Culture » Film

Despite a naked Cameron Diaz, Sex Tape goes flaccid



As appealing as the notion of a naked Cameron Diaz having frequent sex in a raunchy comedy may be to some, the reality of Sex Tape is this: It's incredibly unsexy. Why? Because it's hard to believe a sultry sexpot like Diaz would settle for an average Joe like Jason Segel, so we never buy them as a couple. Worse, the sex scenes aren't sexy — they feel mechanical and choreographed when they should be wild and uninhibited.

The movie is also not funny and lacks energy, and features the worst parenting decision of the year. But the biggest problem is really that Diaz and Segel have zero chemistry. We're supposed to believe their characters met in college and couldn't stop having sex. Instead we notice how uncomfortable they look together and don't laugh at the jokes because none seem genuine.

Currently, Annie (Diaz) and Jay (Segel) are married and have two kids: precocious Clive (Sebastian Hedges Thomas) and adorable Nell (Giselle Eisenberg). With the kids occupying all their attention, sex has become scarce, to the point that even genuine desire and planning rarely yields results. And when they do get the kids out of the house (with Annie on roller skates wearing only pink underwear and a see-through shirt), they still come up empty.

Then, a revelation: Take Dr. Alex Comfort's The Joy of Sex and perform every single position for homemade porno to be recorded on a tablet. (The type of tablet is repeated often — the product placement in this movie is extensive and shameless.)

It works. Annie understandably asks Jay to erase the video, but before he can he learns it's synched to the numerous tablets he's given away to friends and family. Whoops. Now Annie hates him and they have to venture out to surreptitiously retrieve the tablets before anyone watches the video. This includes their mailman, Annie's potential new boss (Rob Lowe), Annie's mother (Nancy Lenehan) and their friends Robby (Rob Corddry) and Tess (Ellie Kemper).

Diaz is in her early 40s, her body looks great, and whatever she may have done above the shoulders hasn't detracted from her beauty. Pairing her with Segel at least allows guys to relate through Segel's character, so when he's having fun with Diaz, so, vicariously, are we. In contrast for the ladies, this is notably less appealing, as Segel's pasty complexion and undeveloped body lack desirability.

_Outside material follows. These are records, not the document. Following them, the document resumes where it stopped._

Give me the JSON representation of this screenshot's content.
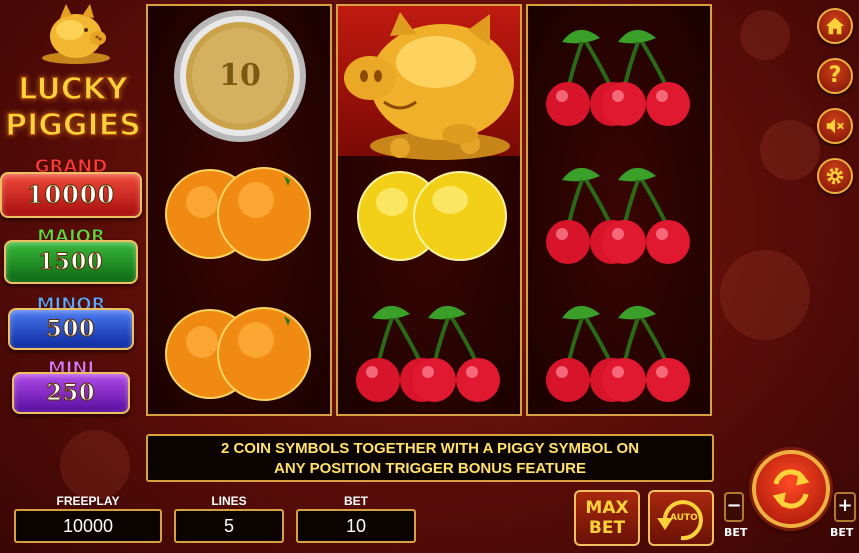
{
  "logo": {
    "line1": "LUCKY",
    "line2": "PIGGIES"
  },
  "jackpots": {
    "grand": {
      "label": "GRAND",
      "value": "10000",
      "color": "#d62020"
    },
    "major": {
      "label": "MAJOR",
      "value": "1500",
      "color": "#1f9a2a"
    },
    "minor": {
      "label": "MINOR",
      "value": "500",
      "color": "#1f4fd6"
    },
    "mini": {
      "label": "MINI",
      "value": "250",
      "color": "#8a24c8"
    }
  },
  "reels": [
    [
      "coin",
      "orange",
      "orange"
    ],
    [
      "piggy",
      "lemon",
      "cherry"
    ],
    [
      "cherry",
      "cherry",
      "cherry"
    ]
  ],
  "coin_value": "10",
  "message": {
    "line1": "2 COIN SYMBOLS TOGETHER WITH A PIGGY SYMBOL ON",
    "line2": "ANY POSITION TRIGGER BONUS FEATURE"
  },
  "fields": {
    "freeplay": {
      "label": "FREEPLAY",
      "value": "10000"
    },
    "lines": {
      "label": "LINES",
      "value": "5"
    },
    "bet": {
      "label": "BET",
      "value": "10"
    }
  },
  "buttons": {
    "max_bet_line1": "MAX",
    "max_bet_line2": "BET",
    "auto": "AUTO",
    "bet_minus": "BET",
    "bet_plus": "BET"
  },
  "side_icons": [
    "home-icon",
    "help-icon",
    "sound-muted-icon",
    "settings-icon"
  ],
  "colors": {
    "gold": "#d9a042",
    "message_text": "#ffe16a",
    "spin_red": "#d02a10"
  }
}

It takes legitimate guts for Diaz and Segel to bare all as they do, so credit is deserved for taking chances. Too bad the material doesn't give them more to work with. Segel co-wrote the script with Kate Angelo and Nicholas Stoller (Neighbors), but the story never seems sure what to do with itself after the initial concept. One senses the filmmakers, including director Jake Kasdan, were so enamored with the tagline that they failed to flesh out the story properly — hence the haphazard everything we see on screen.

Tell just about any hetero male that Diaz is making an R-rated movie called Sex Tape, and is seen having sex for a good third of the movie, and he's in. Then he goes and leaves disappointed on all levels. This movie isn't even as good as bad sex.

Related Film

Sex Tape

Official Site:

Director: Jake Kasdan

Writer: Kate Angelo

Producer: Todd Black, Jason Blumenthal and Steve Tisch

Cast: Cameron Diaz, Jason Segel, Ellie Kemper, Rob Lowe, Jack Black, Jolene Blalock, Rob Corddry, Melissa Paulo, Randall Park and Giselle Eisenberg

Add a comment

Clicky Quantcast